For two weeks every August, the tran- quil campsite of Lantern Creek in the city of Montgomery, Texas, becomes
the venue for a Vishwa Hindu Parishad of
America camp for desi youngsters.
The fun-filled camp — there’s pizza and
Coke for lunch, and even a garba night —
has about 35 counselors teaching 180 children Indian culture and traditions.
There are three one-hour sessions every
day on any topic of Indian heritage.
Sheylan Patel, 11, who attended the camp
this year, said violence is never an answer.
Anuja Pendse, 10, explained the avatars of
Vishnu and how they came down to help
mankind. Pratik Sharma, who recently
moved from Pakistan, said he has never
been to a camp like this before.
Sharad Amin, president, Hindus of
Greater Houston, was one of the founders
of the camp, which started 30 years ago.
Forty children joined the first camp, with
Suresh Patel as camp director.
After some years, the organizers felt that
the younger generation would be better
able to connect with the children. Since
then, it has been run entirely by camp
alumni who are now young professionals.
They train, plan and organize for three
months before assuming the responsibility
of taking care of 180 children.
The camp is a non-profit,
run only by volunteers, and
fills up quickly by word of
The children, who range
from 7 to 17 years, are not
allowed cellphones or
Their day begins at 6:30
am. They are taught
prayers, yoga and Indian
games like kabbadi and
kho kho. Other activities
include soccer, archery,
swimming, dodge ball, and
The 35 counselors, guided by two camp directors,
hold sessions for groups of
10 children on topics like
the ‘four stages of man’,
Ayurveda, and the four
yugas of the Gita.
Before dinner, there are
30 minutes of bhajans.
Lights are out at 10 pm. A
camp doctor is present
round the clock for minor
Sagar Patel, an information technology professional, and Bharat Pallod, a
financial analyst, took time
off from work to be camp directors this year.
The “first day is the toughest as everyone
is shy,” said Patel, adding that the children
bond with each other in no time. Pallod
said he formed “lifelong friends” at these
Both Patel and Pallod said they gained so
much from these camps that it was their
“turn to give back.” That sentiment was
echoed by Hema Patel and Sushma Pallod,
who organize the meals for the campers.
Saurabh Jain, who played Krishna in the recent Indian television series Mahabharat, entered the George R
Brown Convention Center in Houston in a
chariot August 23. He had been invited by
the Hindus of Greater Houston to participate in its 25th Janmashtami celebrations.
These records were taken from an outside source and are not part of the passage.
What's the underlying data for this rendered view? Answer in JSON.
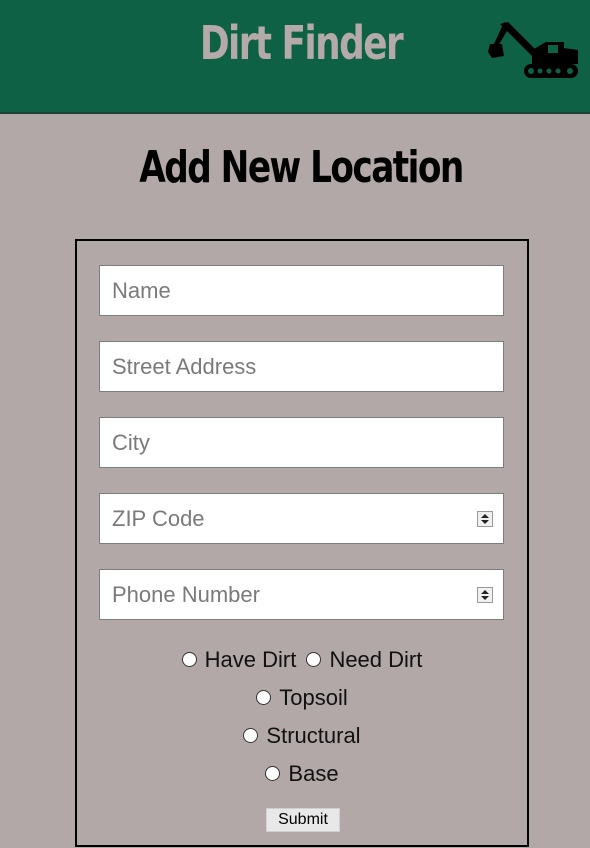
{
  "header": {
    "app_title": "Dirt Finder",
    "logo_icon": "excavator-icon",
    "background": "#0f6146",
    "title_color": "#b3aaa9"
  },
  "page": {
    "title": "Add New Location",
    "background": "#b1a8a7"
  },
  "form": {
    "fields": {
      "name": {
        "placeholder": "Name",
        "value": ""
      },
      "street": {
        "placeholder": "Street Address",
        "value": ""
      },
      "city": {
        "placeholder": "City",
        "value": ""
      },
      "zip": {
        "placeholder": "ZIP Code",
        "value": ""
      },
      "phone": {
        "placeholder": "Phone Number",
        "value": ""
      }
    },
    "radios": {
      "have_dirt": "Have Dirt",
      "need_dirt": "Need Dirt",
      "topsoil": "Topsoil",
      "structural": "Structural",
      "base": "Base"
    },
    "submit_label": "Submit"
  }
}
With a peacock feather tucked behind
his ear, he thanked everyone for inviting
him to Houston. Lord Krishna was always
seen smiling, he said, because Krishna
wants everyone to smile through their
problems and overcome them.
Seeing the response from the crowd to
Jain, Partha Krishnaswamy, chair, HGH,
said he was glad the organization made the
right choice. Sharad Amin, HGH president, told the gathering that Indian Prime
Minister Narendra Modi had wished the
Houston community a happy Janmashtami.
Swami Mukundananda said he believed
the celebration was an expression of unity
in diversity that typifies the Hindu religion
while for attendee Aslam Mohammed it
was “a great learning experience.”
One of the highlights of the celebration
was a performance by the band of
Mayapuris that urged the crowd to dance
and sing along the kirtans.
Up next was a costume contest in which
about 110 children participated. Hum A
Capella, a music group of students from
the University of Texas, Austin, sang
Other attractions at the event were a 25-
foot-diameter rangoli, signifying the silver
jubilee celebrations, designed and created
by Sangita Bhutada in 9 hours, and a 6-
foot ice sculpture of Krishna standing on a
India’s Consul General in Houston P
Harish presented life time achievement
awards to Raj Sayaji for mooting the idea
of celebrating Janmashtami 25 years ago,
and to Dr Appan who worked tirelessly for
the celebrations every year.
The prize distribution was followed by
aarti and garba. The Manpasand Group
rendered the music and the dancers kept
up the tempo till midnight.
The organizers said about 8,000 people
attended the event.
8,000 people attend Houston Janmashtami
At Texas kids’ camp, pizza, Coke
and lessons on Indian culture
Children at the 2014 Lantern Creek camp
COURTES Y: VHPA
Saurabh Jain greets the crowd at the event.